In addition, the majority of Hull police officers have the discretion to offer this instead of time-consuming and expensive court trials.
The Ministry of Justice claim that for every pound spent on restorative justice, eight pounds are saved. Humberside police also add that it has proven to save time and keep more officers on the beat.
Remedi, an organisation based in Sheffield, organises restorative justice meetings. Steve Jones, the director of the company, explained to Panorama that the method is cathartic for victims.
He emphasised the fact that the meetings are voluntary and must remain that way in order to foster heartfelt and genuine communication between both parties.
He added that offenders do not get reduced sentences as a result of agreeing to such meetings. In fact, the victim has a say in the punishment given to them.
An example shown on the programme was of an elderly lady coming face to face with a 17-year old boy who had burgled her house. Her husband, who suffers from Alzheimer’s, lost his balance and fell over from the shock caused by the intruder.
The lady met her burglar at a youth centre – along with a meditator from Remedi – and said that as this was his first offence and because of his age, she did not feel like he should go to prison.
The boy said he would never commit the crime again, not just because of the pain that it causes him, but because of the distress it causes others.

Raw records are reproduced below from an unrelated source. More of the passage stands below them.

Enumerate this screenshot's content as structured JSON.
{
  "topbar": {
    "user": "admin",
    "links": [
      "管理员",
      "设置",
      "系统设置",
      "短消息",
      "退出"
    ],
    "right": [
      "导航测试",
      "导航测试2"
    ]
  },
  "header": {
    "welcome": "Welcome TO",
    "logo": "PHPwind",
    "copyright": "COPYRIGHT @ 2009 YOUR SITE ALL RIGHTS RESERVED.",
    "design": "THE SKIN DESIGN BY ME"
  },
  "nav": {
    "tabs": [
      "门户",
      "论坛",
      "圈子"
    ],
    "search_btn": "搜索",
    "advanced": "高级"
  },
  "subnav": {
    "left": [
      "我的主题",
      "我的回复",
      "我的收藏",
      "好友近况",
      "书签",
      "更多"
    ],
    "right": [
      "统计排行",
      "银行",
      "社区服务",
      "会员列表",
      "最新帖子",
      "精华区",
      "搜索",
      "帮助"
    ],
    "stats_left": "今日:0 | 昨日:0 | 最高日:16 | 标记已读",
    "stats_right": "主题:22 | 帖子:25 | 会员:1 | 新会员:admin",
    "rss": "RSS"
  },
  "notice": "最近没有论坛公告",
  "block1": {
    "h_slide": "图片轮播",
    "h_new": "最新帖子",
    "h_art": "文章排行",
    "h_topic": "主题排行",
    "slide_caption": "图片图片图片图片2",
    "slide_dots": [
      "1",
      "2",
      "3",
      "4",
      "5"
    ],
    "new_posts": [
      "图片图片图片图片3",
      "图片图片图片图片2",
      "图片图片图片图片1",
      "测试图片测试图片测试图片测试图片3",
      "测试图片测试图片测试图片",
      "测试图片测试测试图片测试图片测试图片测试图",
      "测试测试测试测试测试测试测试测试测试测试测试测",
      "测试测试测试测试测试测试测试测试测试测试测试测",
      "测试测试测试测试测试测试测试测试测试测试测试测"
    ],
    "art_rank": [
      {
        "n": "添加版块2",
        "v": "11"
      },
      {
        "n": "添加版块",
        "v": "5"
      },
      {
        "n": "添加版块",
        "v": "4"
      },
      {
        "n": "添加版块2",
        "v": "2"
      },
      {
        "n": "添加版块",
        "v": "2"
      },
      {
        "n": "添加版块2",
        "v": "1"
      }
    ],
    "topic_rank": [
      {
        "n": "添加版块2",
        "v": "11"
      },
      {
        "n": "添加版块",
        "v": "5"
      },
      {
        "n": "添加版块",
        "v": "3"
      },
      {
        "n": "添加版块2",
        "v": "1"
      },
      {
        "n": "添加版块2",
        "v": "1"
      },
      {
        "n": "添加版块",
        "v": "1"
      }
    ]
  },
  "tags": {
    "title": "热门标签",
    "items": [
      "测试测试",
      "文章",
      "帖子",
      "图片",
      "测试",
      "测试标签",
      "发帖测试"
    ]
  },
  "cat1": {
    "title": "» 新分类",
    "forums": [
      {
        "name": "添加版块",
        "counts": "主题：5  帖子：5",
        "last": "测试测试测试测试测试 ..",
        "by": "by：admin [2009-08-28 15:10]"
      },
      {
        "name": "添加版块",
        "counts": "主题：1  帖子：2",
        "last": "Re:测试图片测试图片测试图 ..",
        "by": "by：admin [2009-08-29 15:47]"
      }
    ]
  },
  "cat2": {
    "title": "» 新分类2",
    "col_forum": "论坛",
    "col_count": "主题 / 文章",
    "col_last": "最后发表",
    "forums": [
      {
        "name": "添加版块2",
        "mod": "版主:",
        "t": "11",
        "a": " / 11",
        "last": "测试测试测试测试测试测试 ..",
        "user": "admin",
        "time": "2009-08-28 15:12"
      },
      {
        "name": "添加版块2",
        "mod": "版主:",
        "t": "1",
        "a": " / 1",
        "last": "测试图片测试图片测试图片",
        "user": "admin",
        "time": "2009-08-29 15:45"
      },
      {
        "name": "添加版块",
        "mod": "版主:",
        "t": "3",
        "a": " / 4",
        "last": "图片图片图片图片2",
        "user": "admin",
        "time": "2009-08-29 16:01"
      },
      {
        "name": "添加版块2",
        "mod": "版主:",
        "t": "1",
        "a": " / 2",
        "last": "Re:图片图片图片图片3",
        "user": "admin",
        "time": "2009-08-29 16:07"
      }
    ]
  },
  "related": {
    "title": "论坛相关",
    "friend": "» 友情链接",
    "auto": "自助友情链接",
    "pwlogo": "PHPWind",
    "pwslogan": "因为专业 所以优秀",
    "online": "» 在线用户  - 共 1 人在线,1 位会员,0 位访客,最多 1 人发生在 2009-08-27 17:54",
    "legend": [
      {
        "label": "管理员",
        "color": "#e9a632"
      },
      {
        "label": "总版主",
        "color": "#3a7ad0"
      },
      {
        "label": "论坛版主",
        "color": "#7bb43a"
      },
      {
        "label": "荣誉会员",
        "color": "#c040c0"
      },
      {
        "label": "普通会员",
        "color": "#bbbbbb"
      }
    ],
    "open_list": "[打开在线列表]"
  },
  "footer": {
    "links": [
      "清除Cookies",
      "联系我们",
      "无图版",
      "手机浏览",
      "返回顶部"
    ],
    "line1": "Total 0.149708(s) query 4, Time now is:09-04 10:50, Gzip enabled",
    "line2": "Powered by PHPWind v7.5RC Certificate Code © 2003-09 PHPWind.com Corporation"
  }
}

The lady suggested that he should take part in community service and volunteer at old peoples’ homes. She said to him: “You’re worth a second chance”.
MP Crispin Blunt, Minister of Justice, said an offender should be able to explain why they offended.
Restorative justice focusses on the needs of both the victim and the offender and aside from victim and offender meetings, it is also practised through conferencing, healing circles, victim assistance, ex-offender assistance, restitution and community service.
Restorative justice can be a difficult step forward for victims – and their offenders – involved in serious, traumatic crimes. But the demonstrated positive effects are significant in providing a solution to the growing problem of crime in the UK.
We live in a fast-paced society which seeks fast solutions to complex problems. Even the response to the recent English riots showed an expectation of uprooting the cause of the uprising by just preening the surface.
Restorative justice, although a solution that may be unsuitable in some cases, attempts to get to the heart of an offence, forcing the offender to reflect on their actions and provides a healing process for victims.
It also takes a promising step in restoring some faith in humanity.
– Monica Sarkar